Today was the last day of school for the summer. It is a joyful thing for students and teachers alike, this last day, marking the beginning of summer and the end of homework as it does.
It is a bittersweet day too, as today marks the last time K will walk through those doors as a student. The last time he will sit in a classroom with (mostly) the same group of kids he has been with since his very first day of kindergarten at the ripe old age of 4. And the last time he’ll be at the same school as some of his closest friends.
Eight years ago, I took what would become the first of many photos that look almost exactly the same, except the kids are taller in each one.
At the end of K’s very first day of school ever, when I asked him how his day was, he chattered on and on in that funny way he had back then of garbled words and dropped syllables and every word starting with “d” and helped by plenty of sign language to say what his hugely delayed verbal speech couldn’t get across.
“Friend!” he said/signed. “Friend! Friend! Friend!” (which at the time came out verbally as “Deh!”, but the sign that accompanied it was crystal clear.)
When I asked him if he knew his new friend’s name, he just shrugged and shook his head as if such trivial details didn’t matter. (Apparently, they didn’t, for it took him almost 2 entire weeks before he even remembered to find out.)
Every morning, we walked to school and I kissed him goodbye at the gate to the kindergarten yard. He was so small, the latch was far beyond his capabilities, yet almost daily he would try to climb the gate to gain the leverage necessary to undo it so that he could hurry in and play with his friends. Two years later, he graduated to the grade 1-3 yard and it was B who eagerly tried climbing the gate to open that latch and get to where her people were playing.
He loved that yard. She loved that yard, too. That gate, black metal and oh-so-tall compared to such tiny little people, is the doorway to so many memories.
It has changed very little over the past 8 years. They switched which side it opened on a few years back, and it is a little worse for wear around the bottom where the snow piles up in the winter. The grassy part of the yard that was an mud pit every single spring was paved over one year, much to my dismay.
The fence, too, has changed not a bit, though the greenery planted around it has grown taller.
And the bike racks haven’t changed one bit.
The yard seems like a cheerless place from this angle, I must admit. What these photos don’t reveal is that two entire sides of the school are surrounded by lush green lawns and parkland with an additional pair of structures, a soccer field, basketball nets, and other goodies. The school adjoins a park as well, and they take advantage of it often, especially the skating rink in winter, and it isn’t unusual to find classes exploring the woods and the ravine I blog about so frequently.
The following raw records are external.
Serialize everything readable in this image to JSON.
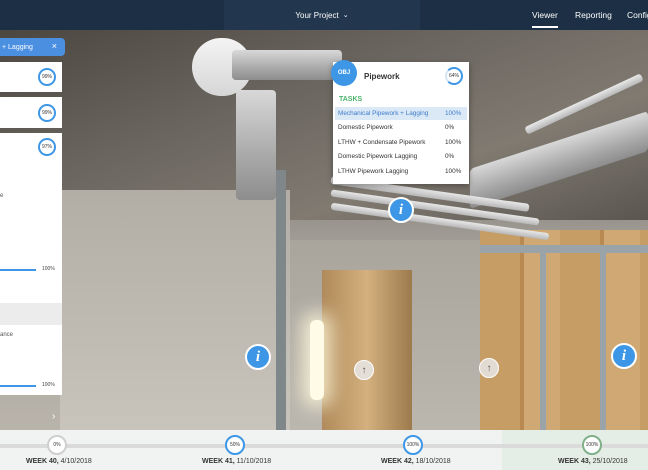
{
  "topbar": {
    "project": "Your Project",
    "tabs": [
      {
        "label": "Viewer",
        "active": true
      },
      {
        "label": "Reporting",
        "active": false
      },
      {
        "label": "Config",
        "active": false
      }
    ]
  },
  "left_panel": {
    "chip_label": "+ Lagging",
    "card_percents": [
      "99%",
      "99%",
      "97%"
    ],
    "text_fragments": [
      "e",
      "ance"
    ],
    "bar_labels": [
      "100%",
      "100%"
    ]
  },
  "popup": {
    "badge": "OBJ",
    "title": "Pipework",
    "overall": "64%",
    "overall_fraction": 0.64,
    "tasks_heading": "TASKS",
    "tasks": [
      {
        "name": "Mechanical Pipework + Lagging",
        "pct": "100%",
        "selected": true
      },
      {
        "name": "Domestic Pipework",
        "pct": "0%",
        "selected": false
      },
      {
        "name": "LTHW + Condensate Pipework",
        "pct": "100%",
        "selected": false
      },
      {
        "name": "Domestic Pipework Lagging",
        "pct": "0%",
        "selected": false
      },
      {
        "name": "LTHW Pipework Lagging",
        "pct": "100%",
        "selected": false
      }
    ]
  },
  "markers": {
    "info_glyph": "i",
    "arrow_glyph": "↑",
    "chevron": "›"
  },
  "timeline": {
    "weeks": [
      {
        "week": "WEEK 40,",
        "date": "4/10/2018",
        "pct": "0%",
        "active": false
      },
      {
        "week": "WEEK 41,",
        "date": "11/10/2018",
        "pct": "50%",
        "active": false
      },
      {
        "week": "WEEK 42,",
        "date": "18/10/2018",
        "pct": "100%",
        "active": false
      },
      {
        "week": "WEEK 43,",
        "date": "25/10/2018",
        "pct": "100%",
        "active": true
      }
    ]
  },
  "colors": {
    "accent": "#3d97e6",
    "topbar": "#1c2f44",
    "tasks_heading": "#49b36a",
    "active_week_ring": "#7fb08a"
  }
}
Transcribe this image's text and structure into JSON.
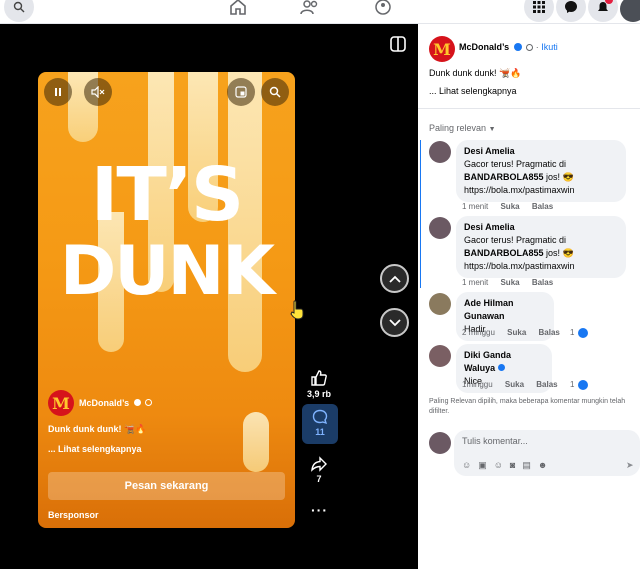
{
  "reel": {
    "headline_1": "IT’S",
    "headline_2": "DUNK",
    "page_name": "McDonald’s",
    "caption": "Dunk dunk dunk! 🫕🔥",
    "see_more": "... Lihat selengkapnya",
    "cta": "Pesan sekarang",
    "sponsored": "Bersponsor"
  },
  "side_actions": {
    "likes": "3,9 rb",
    "comments": "11",
    "shares": "7"
  },
  "post": {
    "page_name": "McDonald’s",
    "follow": "Ikuti",
    "caption": "Dunk dunk dunk! 🫕🔥",
    "see_more": "... Lihat selengkapnya",
    "sort": "Paling relevan"
  },
  "comments": [
    {
      "name": "Desi Amelia",
      "line1": "Gacor terus! Pragmatic di",
      "line2": "BANDARBOLA855",
      "line2b": " jos! 😎",
      "line3": "https://bola.mx/pastimaxwin",
      "time": "1 menit",
      "like": "Suka",
      "reply": "Balas",
      "reacts": ""
    },
    {
      "name": "Desi Amelia",
      "line1": "Gacor terus! Pragmatic di",
      "line2": "BANDARBOLA855",
      "line2b": " jos! 😎",
      "line3": "https://bola.mx/pastimaxwin",
      "time": "1 menit",
      "like": "Suka",
      "reply": "Balas",
      "reacts": ""
    },
    {
      "name": "Ade Hilman Gunawan",
      "text": "Hadir",
      "time": "2 minggu",
      "like": "Suka",
      "reply": "Balas",
      "reacts": "1"
    },
    {
      "name": "Diki Ganda Waluya",
      "text": "Nice",
      "time": "1minggu",
      "like": "Suka",
      "reply": "Balas",
      "reacts": "1"
    }
  ],
  "filter_note": "Paling Relevan dipilih, maka beberapa komentar mungkin telah difilter.",
  "composer": {
    "placeholder": "Tulis komentar..."
  },
  "colors": {
    "fb_blue": "#1877f2",
    "mc_red": "#d6131b",
    "mc_yellow": "#ffc72c"
  }
}
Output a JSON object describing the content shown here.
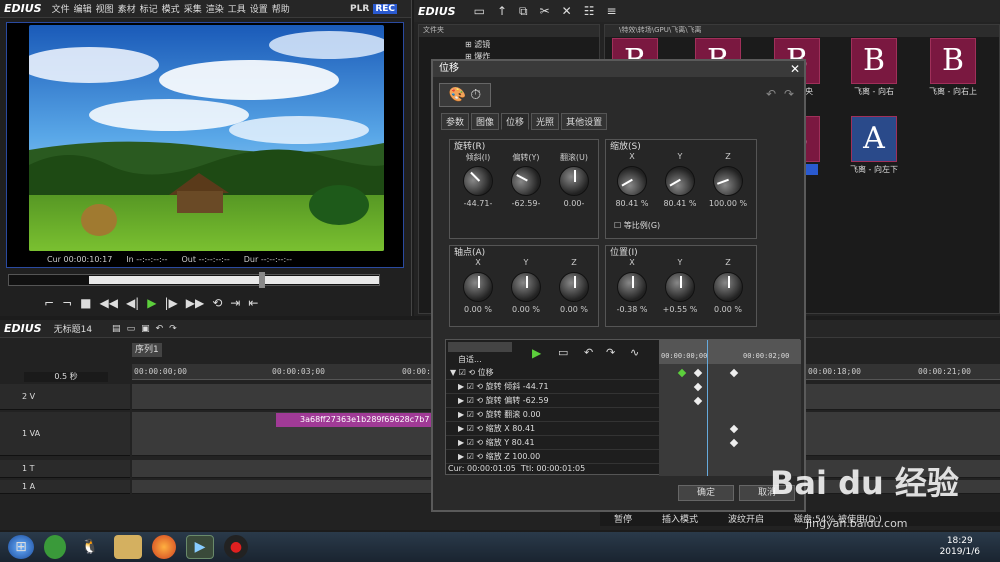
{
  "player": {
    "logo": "EDIUS",
    "menu": [
      "文件",
      "编辑",
      "视图",
      "素材",
      "标记",
      "模式",
      "采集",
      "渲染",
      "工具",
      "设置",
      "帮助"
    ],
    "plr": "PLR",
    "rec": "REC",
    "timecodes": [
      {
        "label": "Cur",
        "value": "00:00:10:17"
      },
      {
        "label": "In",
        "value": "--:--:--:--"
      },
      {
        "label": "Out",
        "value": "--:--:--:--"
      },
      {
        "label": "Dur",
        "value": "--:--:--:--"
      }
    ]
  },
  "bin": {
    "logo": "EDIUS",
    "tree_header": "文件夹",
    "tree_items": [
      "滤镜",
      "爆炸"
    ],
    "path": "\\特效\\转场\\GPU\\飞离\\飞离",
    "thumbs": [
      {
        "letter": "B",
        "label": "中央"
      },
      {
        "letter": "B",
        "label": "飞离 - 向右"
      },
      {
        "letter": "B",
        "label": "飞离 - 向右上"
      },
      {
        "letter": "A",
        "label": "左上"
      },
      {
        "letter": "A",
        "label": "飞离 - 向左下"
      }
    ]
  },
  "timeline": {
    "logo": "EDIUS",
    "project": "无标题14",
    "sequence": "序列1",
    "zoom": "0.5 秒",
    "ruler": [
      "00:00:00;00",
      "00:00:03;00",
      "00:00:06;00",
      "00:00:18;00",
      "00:00:21;00"
    ],
    "tracks": [
      {
        "name": "2 V"
      },
      {
        "name": "1 VA"
      },
      {
        "name": "1 T"
      },
      {
        "name": "1 A"
      }
    ],
    "clip": "3a68ff27363e1b289f69628c7b7"
  },
  "dialog": {
    "title": "位移",
    "tabs": [
      "参数",
      "图像",
      "位移",
      "光照",
      "其他设置"
    ],
    "active_tab": "位移",
    "rotation": {
      "label": "旋转(R)",
      "knobs": [
        {
          "label": "倾斜(I)",
          "value": "-44.71-"
        },
        {
          "label": "偏转(Y)",
          "value": "-62.59-"
        },
        {
          "label": "翻滚(U)",
          "value": "0.00-"
        }
      ]
    },
    "scale": {
      "label": "缩放(S)",
      "knobs": [
        {
          "label": "X",
          "value": "80.41 %"
        },
        {
          "label": "Y",
          "value": "80.41 %"
        },
        {
          "label": "Z",
          "value": "100.00 %"
        }
      ],
      "proportional": "等比例(G)"
    },
    "anchor": {
      "label": "轴点(A)",
      "knobs": [
        {
          "label": "X",
          "value": "0.00 %"
        },
        {
          "label": "Y",
          "value": "0.00 %"
        },
        {
          "label": "Z",
          "value": "0.00 %"
        }
      ]
    },
    "position": {
      "label": "位置(I)",
      "knobs": [
        {
          "label": "X",
          "value": "-0.38 %"
        },
        {
          "label": "Y",
          "value": "+0.55 %"
        },
        {
          "label": "Z",
          "value": "0.00 %"
        }
      ]
    },
    "kf_mode": "自适...",
    "kf_ruler": [
      "00:00:00;00",
      "00:00:02;00"
    ],
    "kf_rows": [
      "位移",
      "旋转 倾斜 -44.71",
      "旋转 偏转 -62.59",
      "旋转 翻滚 0.00",
      "缩放 X 80.41",
      "缩放 Y 80.41",
      "缩放 Z 100.00"
    ],
    "kf_status": "Cur: 00:00:01:05  Ttl: 00:00:01:05",
    "ok": "确定",
    "cancel": "取消"
  },
  "status": {
    "items": [
      "暂停",
      "插入模式",
      "波纹开启",
      "磁盘:54% 被使用(D:)"
    ]
  },
  "taskbar": {
    "time": "18:29",
    "date": "2019/1/6"
  },
  "watermark": {
    "text": "Bai du 经验",
    "url": "jingyan.baidu.com"
  }
}
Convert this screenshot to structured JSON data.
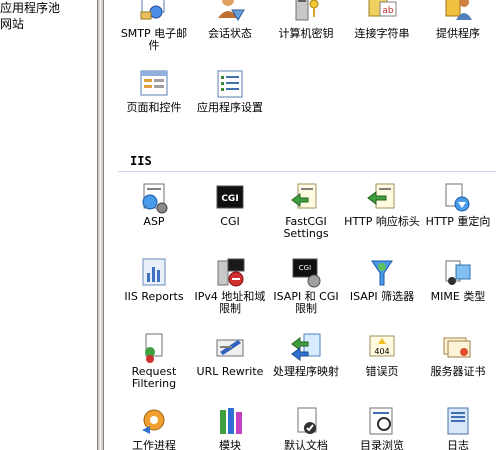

But it is true that, on first glance as you enter the premises, it is a vast desert of concrete ground and iron railings.
So last night, in honour of the last day of school for the year and K’s last day at that school ever, we made it pretty. B was a more than willing accomplice, and so we snuck onto the school grounds long after the last bus had pulled out of the lot and the last teacher had gone home, and we did this:
As it happens, one of B’s friends was out for a walk with her parents and she stopped to see what we were doing. When her parents carried on walking, she stayed behind and offered moral support.
This morning, I just happened to bring the camera to school (how could I not after such an epic evening!) and we delighted in watching kids petting the rainbow sleeves on the bike racks and batting at the flowers and making the gate’s spirals going “sproing” one colour after another.
It made me smile to see so many children taking joy in our little bit of silliness. And it made me laugh to see how many parents didn’t even notice until their children pointed it out to them.
And as for that gate, that well-used and well-loved gate… seeing it piled round with its daily accoutrement of backpacks and jackets topped by a sproingy rainbow that kept getting played like a guitar? That was the most perfect bit of silliness of all.